### The task
The data that follows is to be given again, exactly as written.

%%

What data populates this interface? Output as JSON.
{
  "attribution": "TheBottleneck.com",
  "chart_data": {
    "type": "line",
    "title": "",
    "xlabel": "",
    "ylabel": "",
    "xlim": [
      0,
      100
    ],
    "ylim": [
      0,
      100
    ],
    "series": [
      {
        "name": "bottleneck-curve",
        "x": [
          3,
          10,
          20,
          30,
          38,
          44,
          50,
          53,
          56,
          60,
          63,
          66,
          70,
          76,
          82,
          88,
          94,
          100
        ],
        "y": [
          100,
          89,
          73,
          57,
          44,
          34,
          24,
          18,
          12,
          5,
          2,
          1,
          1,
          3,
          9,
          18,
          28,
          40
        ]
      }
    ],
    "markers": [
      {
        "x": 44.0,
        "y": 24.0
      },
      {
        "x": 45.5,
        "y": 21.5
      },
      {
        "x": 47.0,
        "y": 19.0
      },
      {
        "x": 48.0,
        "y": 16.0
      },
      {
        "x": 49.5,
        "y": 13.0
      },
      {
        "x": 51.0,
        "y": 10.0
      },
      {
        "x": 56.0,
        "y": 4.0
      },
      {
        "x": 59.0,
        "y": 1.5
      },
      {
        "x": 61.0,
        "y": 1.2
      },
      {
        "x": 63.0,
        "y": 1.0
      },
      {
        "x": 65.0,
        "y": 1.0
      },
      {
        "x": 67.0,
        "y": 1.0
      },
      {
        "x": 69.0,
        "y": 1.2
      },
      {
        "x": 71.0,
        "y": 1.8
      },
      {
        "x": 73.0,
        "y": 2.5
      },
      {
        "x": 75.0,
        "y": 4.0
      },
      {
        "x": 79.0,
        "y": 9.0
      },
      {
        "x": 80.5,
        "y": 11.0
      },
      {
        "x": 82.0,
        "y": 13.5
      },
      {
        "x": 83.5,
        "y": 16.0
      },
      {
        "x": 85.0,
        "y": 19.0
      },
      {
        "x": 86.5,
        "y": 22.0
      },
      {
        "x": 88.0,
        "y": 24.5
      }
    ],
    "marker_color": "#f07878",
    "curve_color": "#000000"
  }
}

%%

### Reply to the exercise
What data populates this interface? Output as JSON.
{
  "attribution": "TheBottleneck.com",
  "chart_data": {
    "type": "line",
    "title": "",
    "xlabel": "",
    "ylabel": "",
    "xlim": [
      0,
      100
    ],
    "ylim": [
      0,
      100
    ],
    "series": [
      {
        "name": "bottleneck-curve",
        "x": [
          3,
          10,
          20,
          30,
          38,
          44,
          50,
          53,
          56,
          60,
          63,
          66,
          70,
          76,
          82,
          88,
          94,
          100
        ],
        "y": [
          100,
          89,
          73,
          57,
          44,
          34,
          24,
          18,
          12,
          5,
          2,
          1,
          1,
          3,
          9,
          18,
          28,
          40
        ]
      }
    ],
    "markers": [
      {
        "x": 44.0,
        "y": 24.0
      },
      {
        "x": 45.5,
        "y": 21.5
      },
      {
        "x": 47.0,
        "y": 19.0
      },
      {
        "x": 48.0,
        "y": 16.0
      },
      {
        "x": 49.5,
        "y": 13.0
      },
      {
        "x": 51.0,
        "y": 10.0
      },
      {
        "x": 56.0,
        "y": 4.0
      },
      {
        "x": 59.0,
        "y": 1.5
      },
      {
        "x": 61.0,
        "y": 1.2
      },
      {
        "x": 63.0,
        "y": 1.0
      },
      {
        "x": 65.0,
        "y": 1.0
      },
      {
        "x": 67.0,
        "y": 1.0
      },
      {
        "x": 69.0,
        "y": 1.2
      },
      {
        "x": 71.0,
        "y": 1.8
      },
      {
        "x": 73.0,
        "y": 2.5
      },
      {
        "x": 75.0,
        "y": 4.0
      },
      {
        "x": 79.0,
        "y": 9.0
      },
      {
        "x": 80.5,
        "y": 11.0
      },
      {
        "x": 82.0,
        "y": 13.5
      },
      {
        "x": 83.5,
        "y": 16.0
      },
      {
        "x": 85.0,
        "y": 19.0
      },
      {
        "x": 86.5,
        "y": 22.0
      },
      {
        "x": 88.0,
        "y": 24.5
      }
    ],
    "marker_color": "#f07878",
    "curve_color": "#000000"
  }
}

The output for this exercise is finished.